As I got out and
walked ran a discrete distance from the car, I could hear loud rumblings, hissings and screechings coming from under the bonnet. And yes, before you ask, I had turned the ignition off already.
Once the noise had subsided a bit, I tentatively went to lift the bonnet.
With a smug look on my face I was thinking .....Oh yeah, I can screw the radiator cap back on all by myself, it's not too difficult to do that, is it.....
But how do you open this xxxxxxxx bonnet?
It's something I've never had to do before. Yes, I know there's a lever inside the car, that bit's easy enough.
But somewhere just under the front edge of the bonnet is a catch that I cannot find.
Ouch....that was hot
"%#$$X*&" .... was what I really said.
I've seen Tony lift the bonnet many times. It looks easy enough.
I eventually push on the 'right' thing, and up goes the lid.
Phew!!! see, I CAN do it, oh ye of little faith.
Now to find the radiator cap. Oh, why is all this steam still here, and I'm sure the engine bits were not that colour when I last saw Tony working on it.

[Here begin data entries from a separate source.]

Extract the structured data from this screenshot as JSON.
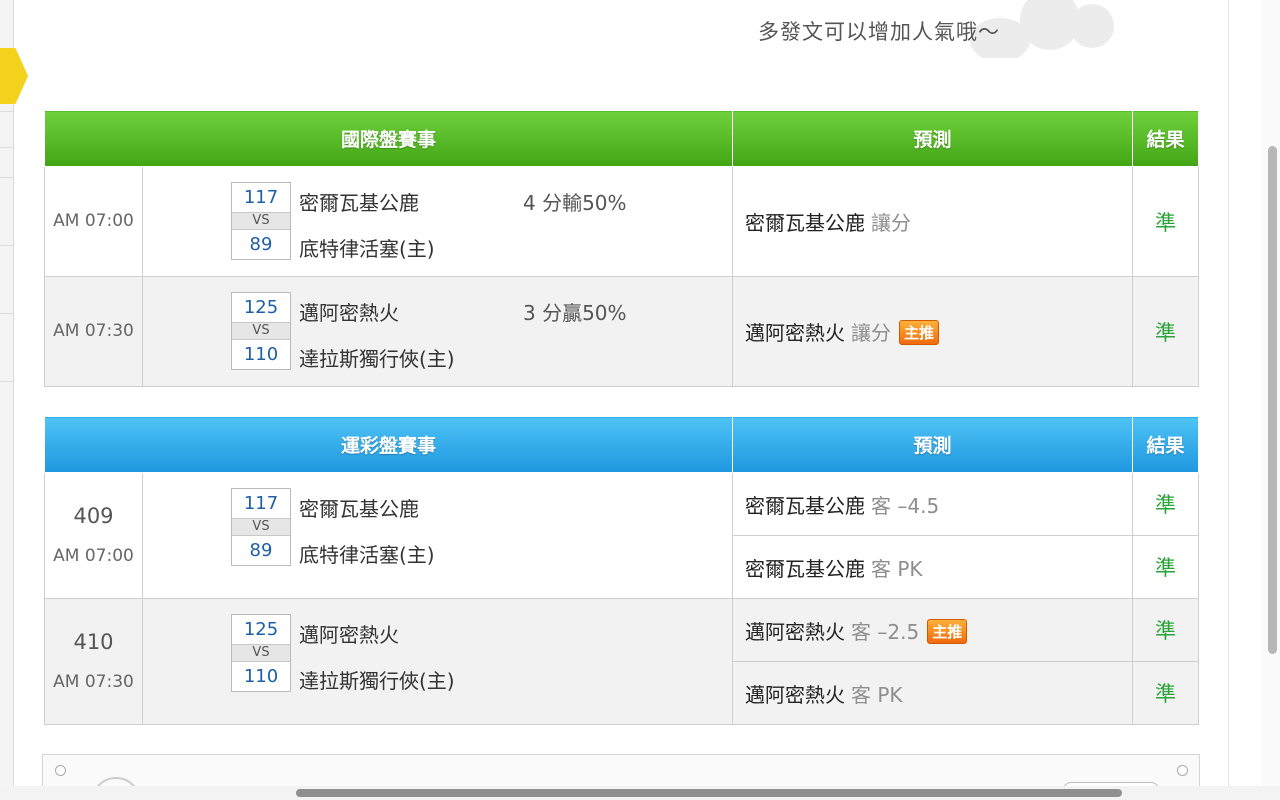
{
  "promo_text": "多發文可以增加人氣哦～",
  "intl": {
    "header": {
      "event": "國際盤賽事",
      "prediction": "預測",
      "result": "結果"
    },
    "rows": [
      {
        "time": "AM 07:00",
        "score_away": "117",
        "vs": "VS",
        "score_home": "89",
        "team_away": "密爾瓦基公鹿",
        "team_home": "底特律活塞(主)",
        "spread": "4 分輸50%",
        "pick_team": "密爾瓦基公鹿",
        "pick_type": "讓分",
        "result": "準"
      },
      {
        "time": "AM 07:30",
        "score_away": "125",
        "vs": "VS",
        "score_home": "110",
        "team_away": "邁阿密熱火",
        "team_home": "達拉斯獨行俠(主)",
        "spread": "3 分贏50%",
        "pick_team": "邁阿密熱火",
        "pick_type": "讓分",
        "badge": "主推",
        "result": "準"
      }
    ]
  },
  "lottery": {
    "header": {
      "event": "運彩盤賽事",
      "prediction": "預測",
      "result": "結果"
    },
    "games": [
      {
        "number": "409",
        "time": "AM 07:00",
        "score_away": "117",
        "vs": "VS",
        "score_home": "89",
        "team_away": "密爾瓦基公鹿",
        "team_home": "底特律活塞(主)",
        "picks": [
          {
            "team": "密爾瓦基公鹿",
            "line": "客 –4.5",
            "result": "準"
          },
          {
            "team": "密爾瓦基公鹿",
            "line": "客 PK",
            "result": "準"
          }
        ]
      },
      {
        "number": "410",
        "time": "AM 07:30",
        "score_away": "125",
        "vs": "VS",
        "score_home": "110",
        "team_away": "邁阿密熱火",
        "team_home": "達拉斯獨行俠(主)",
        "picks": [
          {
            "team": "邁阿密熱火",
            "line": "客 –2.5",
            "badge": "主推",
            "result": "準"
          },
          {
            "team": "邁阿密熱火",
            "line": "客 PK",
            "result": "準"
          }
        ]
      }
    ]
  },
  "colors": {
    "green_header": "#42a514",
    "blue_header": "#1e97e0",
    "result_green": "#2aa33a",
    "badge_orange": "#f06a0d",
    "score_blue": "#1e5fa5"
  }
}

(the closest that I usually get to an engine is when I hand Tony a cuppa coffee while he's working on one)
Actually I don't think the problem is the radiator cap at all.
I'll just go and do my shopping and when I get back all will be cooled and good to go again.

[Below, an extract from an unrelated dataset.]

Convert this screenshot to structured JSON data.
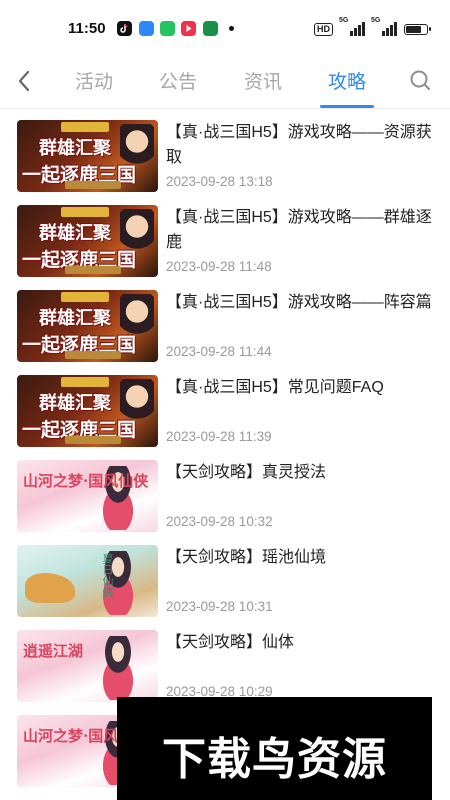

One and three-quarter hours later I'm on the phone to
him who knows 'my darling' to ask him how to start an engine when it doesn't want to be started.
Twenty minutes later he is at my side, or rather, at the cars side.

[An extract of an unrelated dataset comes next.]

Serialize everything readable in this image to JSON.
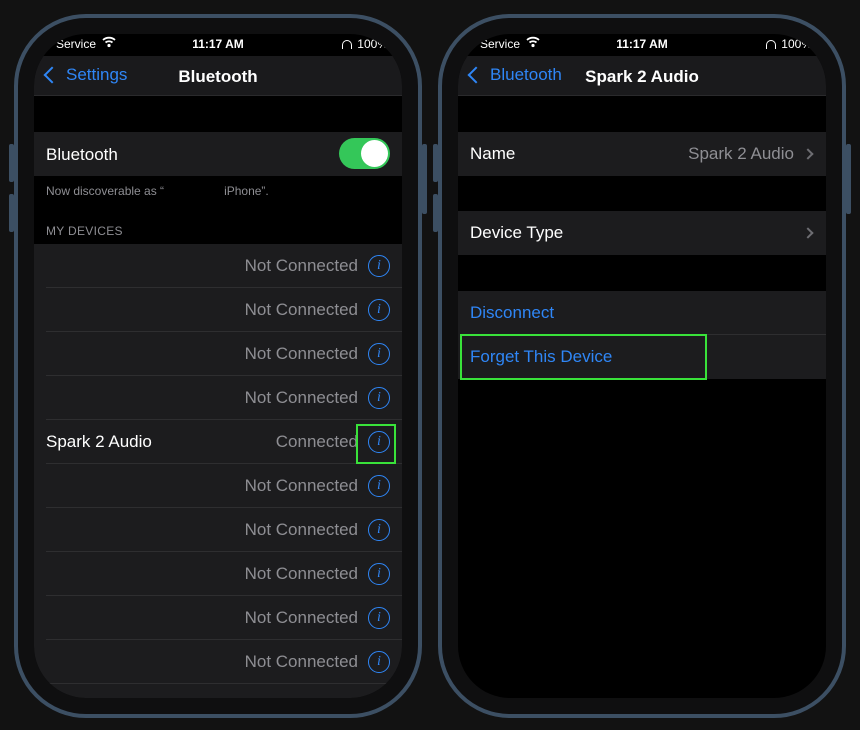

Two hours later we are both home having a well-needed cuppa tea.
We are ok, but my car is dead in the paddock by our barn.
A phone call consultation to our local car repair company confirms that to make my car work again we will need to part with around $3,000.
Now, Tony is a handy man to know.
He can fix umpteen broken things all at the same time, and get them working better than they were before they broke.
He decides that he will change the camshaft, head-gasket, head-cylinder, brandylever, counterlever, radiator, belts, pants, pulleys, squiggley-do's, valves, pistols crankshaft, middleshaft, hosiery, chain-mail, tutus, bridgets, bradgets, and everything else that needs replacing.
~ You have probably gathered that I have no idea what I am talking about here, so just insert whatever technical terms you know for all the stuff under the bonnet of a car ~
So now my car has all THAT stuff in various containers scattered around the floor of the barn and around the vacant space where the engine of my dead car used to be.
I have a weird feeling that I may be without my car for some time yet.